▶ _To do_
Make an exact copy of the records, with the pictures left out.

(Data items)

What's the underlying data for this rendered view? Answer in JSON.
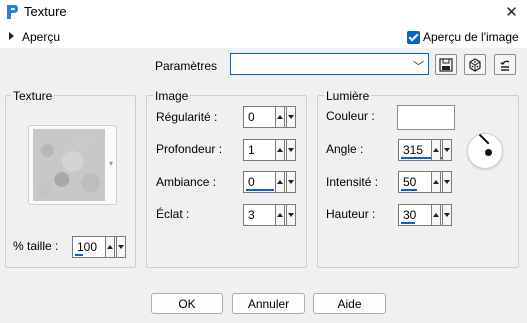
{
  "window": {
    "title": "Texture",
    "close_glyph": "✕",
    "app_icon": "paint-app-icon"
  },
  "preview": {
    "toggle_label": "Aperçu",
    "image_preview_label": "Aperçu de l'image",
    "image_preview_checked": true
  },
  "params": {
    "label": "Paramètres",
    "value": "",
    "tools": [
      "save-preset-icon",
      "randomize-icon",
      "reset-icon"
    ]
  },
  "texture_group": {
    "title": "Texture",
    "scale_label": "% taille :",
    "scale_value": "100"
  },
  "image_group": {
    "title": "Image",
    "fields": [
      {
        "label": "Régularité :",
        "value": "0"
      },
      {
        "label": "Profondeur :",
        "value": "1"
      },
      {
        "label": "Ambiance :",
        "value": "0"
      },
      {
        "label": "Éclat :",
        "value": "3"
      }
    ]
  },
  "light_group": {
    "title": "Lumière",
    "color_label": "Couleur :",
    "color_value": "#ffffff",
    "fields": [
      {
        "label": "Angle :",
        "value": "315"
      },
      {
        "label": "Intensité :",
        "value": "50"
      },
      {
        "label": "Hauteur :",
        "value": "30"
      }
    ]
  },
  "buttons": {
    "ok": "OK",
    "cancel": "Annuler",
    "help": "Aide"
  },
  "colors": {
    "accent": "#0a64c8",
    "background": "#f0f0f0"
  }
}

▶ _Task answer_
What's the underlying data for this rendered view? Answer in JSON.
{
  "window": {
    "title": "Texture",
    "close_glyph": "✕",
    "app_icon": "paint-app-icon"
  },
  "preview": {
    "toggle_label": "Aperçu",
    "image_preview_label": "Aperçu de l'image",
    "image_preview_checked": true
  },
  "params": {
    "label": "Paramètres",
    "value": "",
    "tools": [
      "save-preset-icon",
      "randomize-icon",
      "reset-icon"
    ]
  },
  "texture_group": {
    "title": "Texture",
    "scale_label": "% taille :",
    "scale_value": "100"
  },
  "image_group": {
    "title": "Image",
    "fields": [
      {
        "label": "Régularité :",
        "value": "0"
      },
      {
        "label": "Profondeur :",
        "value": "1"
      },
      {
        "label": "Ambiance :",
        "value": "0"
      },
      {
        "label": "Éclat :",
        "value": "3"
      }
    ]
  },
  "light_group": {
    "title": "Lumière",
    "color_label": "Couleur :",
    "color_value": "#ffffff",
    "fields": [
      {
        "label": "Angle :",
        "value": "315"
      },
      {
        "label": "Intensité :",
        "value": "50"
      },
      {
        "label": "Hauteur :",
        "value": "30"
      }
    ]
  },
  "buttons": {
    "ok": "OK",
    "cancel": "Annuler",
    "help": "Aide"
  },
  "colors": {
    "accent": "#0a64c8",
    "background": "#f0f0f0"
  }
}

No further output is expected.